By Andrew S Gilbert
On the 5th of May 2022 the Westside Wilderness group hosted a Community Forum at the Newport Community Library Hub. The theme of the event was community participation in environmental decision making i.e. Why communities need a genuine seat at the decision-making table from the beginning; Why communities need access to the information held by decision makers and corporations, and; Why there should be a right of appeal when community objections are ignored.
Speakers included Jodie and Gareth, from the Westside Wilderness Group. Jodie spoke of how seeing the devastation of clear-fell logging in our old growth forests close to Melbourne pushed her to action. Gareth shared how the birth of his son and appreciation of natural areas motivated his involvement. They both also highlighted the importance of community action in the creation and preservation of our local natural areas such as Newport Lakes and the Jawbone Reserve.
Mallory Pryde, a community organiser for the Wilderness society addressed how those in power are prioritising the interests of fossil fuel executives and companies over community/constituent interests. She then gave a wider perspective on the role of community action in the moment we find ourselves in; as a nation, a community and individuals.
The key speaker was Victoria Jack, a campaigner from the Wilderness society who took us through the experience of a local community objecting to a proposed coal mine bordering the Wollemi National Park, home to the last wild stands of the Wollemi pine. The positive outcome achieved by the Wollemi community in their campaign to stop the NSW government granting a coal mining expansion near the national park was inspiring. News of this result had only come through the day before. It showed that ordinary people can achieve extraordinary things when their passion is matched with determination, focus and strong community support.
Though we in the western suburbs of Melbourne live in an urban and industrial environment we have numerous natural and reclaimed areas of important habitat which needs safeguarding and protecting. Greater transparency when it comes to freedom of information is needed and an end to inauthentic and tokenistic ‘consultation’ framed as participation. The community deserves a seat at the table in the early stages of environmental decisions.

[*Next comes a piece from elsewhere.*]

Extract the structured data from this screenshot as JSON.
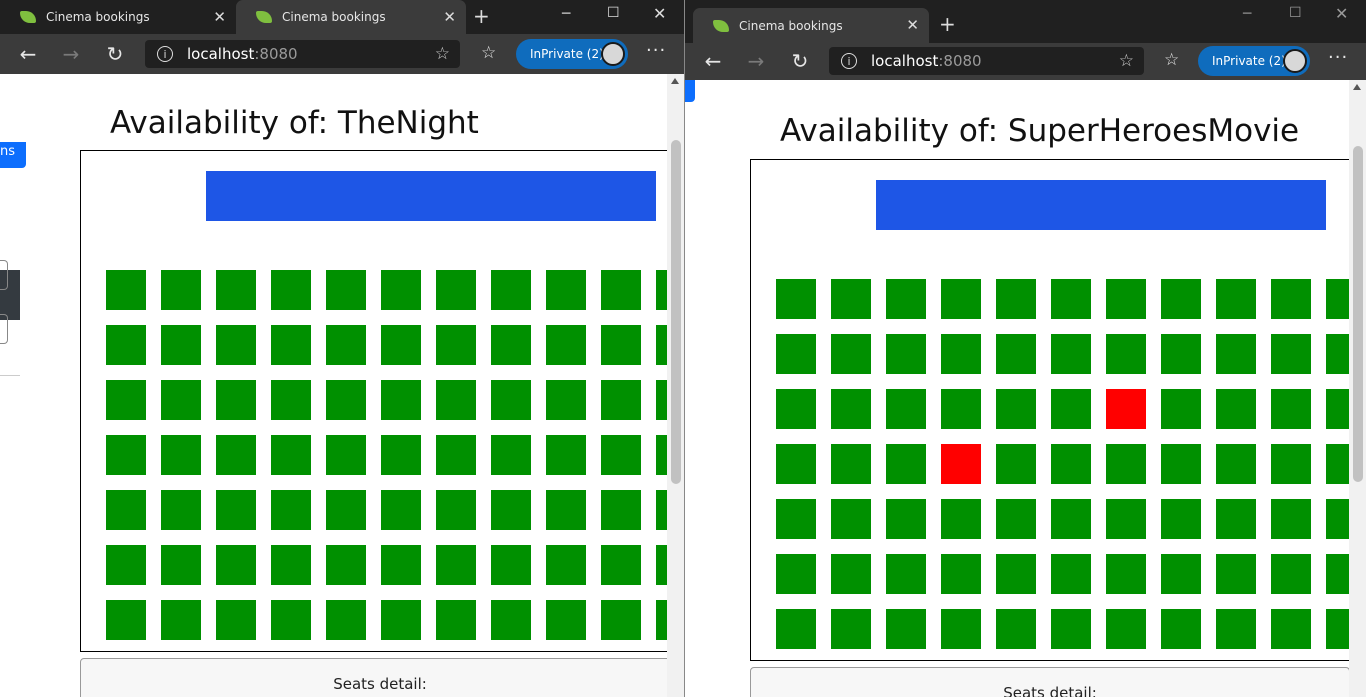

Judging on the response by those present at the forum the night was a great success. The general feeling seemed to be a combination of relief that we weren’t on Zoom and enthusiasm that community action could be effective in the campaigns for sensible environmental decision making.